Page and application data records:
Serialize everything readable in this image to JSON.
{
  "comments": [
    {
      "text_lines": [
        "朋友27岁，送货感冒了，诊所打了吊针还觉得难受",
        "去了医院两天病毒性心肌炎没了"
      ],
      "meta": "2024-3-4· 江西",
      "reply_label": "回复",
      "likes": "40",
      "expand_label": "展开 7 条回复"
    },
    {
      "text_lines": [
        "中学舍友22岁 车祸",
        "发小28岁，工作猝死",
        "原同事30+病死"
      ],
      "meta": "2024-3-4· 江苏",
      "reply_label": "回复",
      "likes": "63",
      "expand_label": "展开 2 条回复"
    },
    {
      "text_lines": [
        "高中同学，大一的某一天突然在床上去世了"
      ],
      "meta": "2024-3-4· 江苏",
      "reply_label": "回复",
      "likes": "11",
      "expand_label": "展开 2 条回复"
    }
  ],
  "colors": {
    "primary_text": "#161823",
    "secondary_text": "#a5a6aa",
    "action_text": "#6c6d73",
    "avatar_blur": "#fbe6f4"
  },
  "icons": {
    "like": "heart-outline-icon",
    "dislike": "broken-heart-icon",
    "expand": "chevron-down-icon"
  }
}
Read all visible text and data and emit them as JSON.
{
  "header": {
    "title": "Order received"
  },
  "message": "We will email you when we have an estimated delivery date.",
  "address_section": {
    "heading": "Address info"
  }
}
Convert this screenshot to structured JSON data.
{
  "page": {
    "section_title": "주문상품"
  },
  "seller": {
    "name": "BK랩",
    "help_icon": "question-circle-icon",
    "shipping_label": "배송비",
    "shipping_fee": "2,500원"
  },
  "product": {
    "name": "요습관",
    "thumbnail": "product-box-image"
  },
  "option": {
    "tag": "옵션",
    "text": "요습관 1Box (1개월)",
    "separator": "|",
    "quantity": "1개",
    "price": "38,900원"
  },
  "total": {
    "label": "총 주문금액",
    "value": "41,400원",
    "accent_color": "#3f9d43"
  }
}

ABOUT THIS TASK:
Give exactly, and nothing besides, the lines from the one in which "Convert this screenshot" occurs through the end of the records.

TASK SOLUTION:
Convert this screenshot to structured JSON data.
{
  "page": {
    "section_title": "주문상품"
  },
  "seller": {
    "name": "BK랩",
    "help_icon": "question-circle-icon",
    "shipping_label": "배송비",
    "shipping_fee": "2,500원"
  },
  "product": {
    "name": "요습관",
    "thumbnail": "product-box-image"
  },
  "option": {
    "tag": "옵션",
    "text": "요습관 1Box (1개월)",
    "separator": "|",
    "quantity": "1개",
    "price": "38,900원"
  },
  "total": {
    "label": "총 주문금액",
    "value": "41,400원",
    "accent_color": "#3f9d43"
  }
}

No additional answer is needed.